*DATA SECTION*.

^^^^^^^^^^^^^^^^

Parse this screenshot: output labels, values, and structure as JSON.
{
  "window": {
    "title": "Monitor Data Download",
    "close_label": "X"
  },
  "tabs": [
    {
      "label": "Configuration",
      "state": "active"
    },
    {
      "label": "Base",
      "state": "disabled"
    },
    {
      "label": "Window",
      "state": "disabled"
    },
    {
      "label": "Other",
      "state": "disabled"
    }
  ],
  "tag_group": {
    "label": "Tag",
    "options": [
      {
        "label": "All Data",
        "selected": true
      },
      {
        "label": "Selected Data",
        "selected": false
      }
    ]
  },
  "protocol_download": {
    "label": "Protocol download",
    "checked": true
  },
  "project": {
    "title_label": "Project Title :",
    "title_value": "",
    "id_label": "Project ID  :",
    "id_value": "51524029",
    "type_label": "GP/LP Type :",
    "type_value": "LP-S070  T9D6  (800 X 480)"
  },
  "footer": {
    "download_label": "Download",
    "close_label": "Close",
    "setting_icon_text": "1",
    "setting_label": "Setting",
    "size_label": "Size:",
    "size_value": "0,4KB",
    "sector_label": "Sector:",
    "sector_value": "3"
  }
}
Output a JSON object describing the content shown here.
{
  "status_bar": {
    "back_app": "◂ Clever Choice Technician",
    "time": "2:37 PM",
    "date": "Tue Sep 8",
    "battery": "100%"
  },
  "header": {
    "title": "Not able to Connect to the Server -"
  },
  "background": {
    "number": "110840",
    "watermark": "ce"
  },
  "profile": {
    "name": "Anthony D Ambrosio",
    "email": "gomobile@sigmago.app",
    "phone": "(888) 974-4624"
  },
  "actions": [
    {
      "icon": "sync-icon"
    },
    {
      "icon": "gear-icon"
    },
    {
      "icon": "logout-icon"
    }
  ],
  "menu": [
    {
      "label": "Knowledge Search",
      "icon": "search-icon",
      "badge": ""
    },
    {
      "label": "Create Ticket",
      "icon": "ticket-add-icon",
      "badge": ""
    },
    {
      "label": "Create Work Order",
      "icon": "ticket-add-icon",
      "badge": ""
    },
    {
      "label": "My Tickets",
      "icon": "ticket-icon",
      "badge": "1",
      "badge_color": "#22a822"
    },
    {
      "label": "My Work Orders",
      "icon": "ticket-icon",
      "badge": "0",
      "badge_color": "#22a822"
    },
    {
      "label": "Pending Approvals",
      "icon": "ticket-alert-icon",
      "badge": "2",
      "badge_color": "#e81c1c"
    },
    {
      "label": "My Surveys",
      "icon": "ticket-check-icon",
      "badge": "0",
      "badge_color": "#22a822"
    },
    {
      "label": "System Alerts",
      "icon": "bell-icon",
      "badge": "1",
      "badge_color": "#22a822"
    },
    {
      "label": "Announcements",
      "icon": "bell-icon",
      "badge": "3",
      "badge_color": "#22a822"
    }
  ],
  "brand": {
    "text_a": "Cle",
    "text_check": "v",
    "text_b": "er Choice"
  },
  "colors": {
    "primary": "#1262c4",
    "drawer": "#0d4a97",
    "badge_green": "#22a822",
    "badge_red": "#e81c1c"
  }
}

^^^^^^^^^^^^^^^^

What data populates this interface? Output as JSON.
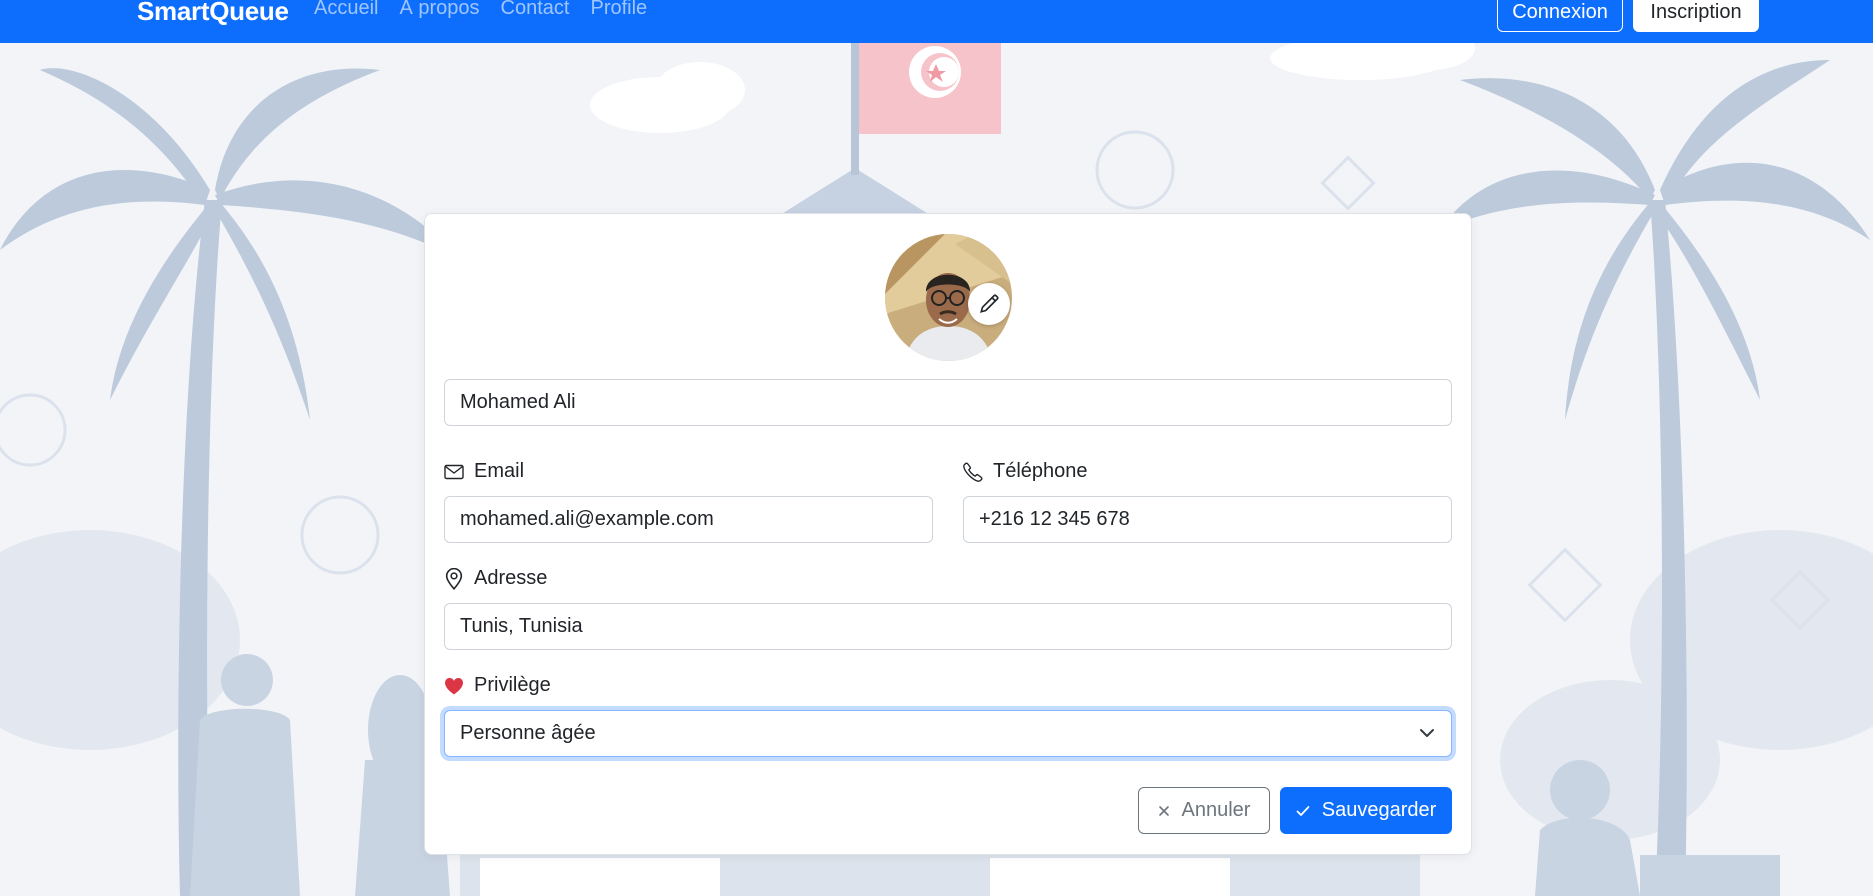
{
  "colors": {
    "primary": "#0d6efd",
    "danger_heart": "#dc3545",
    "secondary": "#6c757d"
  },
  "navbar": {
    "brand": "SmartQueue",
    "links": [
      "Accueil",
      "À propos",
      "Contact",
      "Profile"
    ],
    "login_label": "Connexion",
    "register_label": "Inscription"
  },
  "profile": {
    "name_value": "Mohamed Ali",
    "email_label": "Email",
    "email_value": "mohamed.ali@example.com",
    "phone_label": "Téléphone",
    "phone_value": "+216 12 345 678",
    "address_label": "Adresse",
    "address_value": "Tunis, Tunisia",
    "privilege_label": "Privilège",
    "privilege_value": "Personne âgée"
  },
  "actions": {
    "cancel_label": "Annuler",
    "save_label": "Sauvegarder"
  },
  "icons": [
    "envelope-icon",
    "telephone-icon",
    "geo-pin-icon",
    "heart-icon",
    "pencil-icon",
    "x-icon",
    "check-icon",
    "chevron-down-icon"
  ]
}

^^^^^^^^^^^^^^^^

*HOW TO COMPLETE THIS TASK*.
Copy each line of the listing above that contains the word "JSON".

*RESPONSE BOX*.
Parse this screenshot: output labels, values, and structure as JSON.
Output a JSON object describing the content shown here.
What data populates this interface? Output as JSON.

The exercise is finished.